In AWS EBS ("Elastic Block Storage") is the underlying technology that (virtual) hard disks of your instances (virtual machines) use. You can take snapshots of those virtual hard disks and use those snapshots to, for example:
- Debugging issues with unbootable virtual machines: attach and then mount the snapshot on another virtual machine and investigate what is wrong.
- Creating AMI images from which you can launch new instances
- Sharing EBS volumes (between regions and AWS accounts), e.g. for purposes of migrating VMs
Here we'll focus on the last use-case: being able to create copies of virtual machines on another AWS account. The reason why I even bothered writing this blog post is that most of the articles on the Internet do not cover this use-case: they assume you're working within one AWS account and/or one region. The use-case covered here requires a few extra steps:

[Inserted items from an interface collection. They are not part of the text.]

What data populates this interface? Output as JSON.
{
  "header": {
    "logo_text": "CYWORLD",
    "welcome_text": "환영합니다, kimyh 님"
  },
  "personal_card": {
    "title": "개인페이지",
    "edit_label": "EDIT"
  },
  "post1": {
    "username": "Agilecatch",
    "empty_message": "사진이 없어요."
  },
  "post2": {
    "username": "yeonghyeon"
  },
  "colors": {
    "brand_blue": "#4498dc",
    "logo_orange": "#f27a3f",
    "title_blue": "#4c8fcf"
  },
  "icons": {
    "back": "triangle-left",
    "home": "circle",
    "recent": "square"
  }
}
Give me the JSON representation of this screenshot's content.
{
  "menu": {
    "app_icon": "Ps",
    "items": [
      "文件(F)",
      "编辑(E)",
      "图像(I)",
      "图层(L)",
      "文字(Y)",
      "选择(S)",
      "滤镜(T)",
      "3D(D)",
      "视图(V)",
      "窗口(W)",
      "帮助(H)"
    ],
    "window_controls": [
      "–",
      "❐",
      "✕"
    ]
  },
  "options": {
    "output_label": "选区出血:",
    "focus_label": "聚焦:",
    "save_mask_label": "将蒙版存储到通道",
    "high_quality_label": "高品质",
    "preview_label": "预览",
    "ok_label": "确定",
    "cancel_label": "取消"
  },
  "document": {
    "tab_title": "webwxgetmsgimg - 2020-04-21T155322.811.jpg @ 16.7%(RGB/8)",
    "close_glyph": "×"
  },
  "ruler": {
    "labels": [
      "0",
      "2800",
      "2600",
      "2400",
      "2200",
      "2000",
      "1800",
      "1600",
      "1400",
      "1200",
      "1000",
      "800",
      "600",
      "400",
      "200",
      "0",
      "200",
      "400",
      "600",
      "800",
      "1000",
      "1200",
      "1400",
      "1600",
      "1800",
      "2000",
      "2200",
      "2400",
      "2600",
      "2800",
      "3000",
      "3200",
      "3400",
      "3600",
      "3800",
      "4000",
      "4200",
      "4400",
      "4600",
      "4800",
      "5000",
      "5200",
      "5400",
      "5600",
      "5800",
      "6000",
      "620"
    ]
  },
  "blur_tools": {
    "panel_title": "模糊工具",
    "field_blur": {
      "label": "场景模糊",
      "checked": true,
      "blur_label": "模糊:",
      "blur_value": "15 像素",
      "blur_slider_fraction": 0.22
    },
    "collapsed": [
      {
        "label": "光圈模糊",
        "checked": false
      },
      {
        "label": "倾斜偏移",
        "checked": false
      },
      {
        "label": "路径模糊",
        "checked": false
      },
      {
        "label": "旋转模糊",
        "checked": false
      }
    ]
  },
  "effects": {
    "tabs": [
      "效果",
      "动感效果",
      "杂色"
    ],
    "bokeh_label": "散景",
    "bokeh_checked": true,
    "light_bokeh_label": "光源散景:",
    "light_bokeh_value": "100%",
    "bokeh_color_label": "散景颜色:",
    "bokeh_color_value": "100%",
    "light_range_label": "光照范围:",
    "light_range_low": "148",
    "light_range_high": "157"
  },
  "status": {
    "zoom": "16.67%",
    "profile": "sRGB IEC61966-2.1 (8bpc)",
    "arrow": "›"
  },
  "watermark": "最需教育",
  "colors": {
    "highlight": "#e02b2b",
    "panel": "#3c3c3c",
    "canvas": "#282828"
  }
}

- In the origin AWS account take a snapshot of the virtual machine's EBS volume
- In the origin AWS account (If needed) copy the EBS snapshot to the region where it will be deployed on on the other AWS account
- In the origin AWS account configure snapshot permissions to grant access to the target AWS account
- In the target AWS account create a snapshot from the snapshot that was shared with you (creating an AMI directly from a snapshot shared with you does not work)
- In the target AWS account create an AMI from the snapshot that was created from the EBS volume
- In the target AWS account launch a new instance (virtual machine) from the AMI you just created
Why the process needs this extra step (snapshot -> snapshot) I do not know. Possibly it has something to do with how the snapshot permissions/sharing works.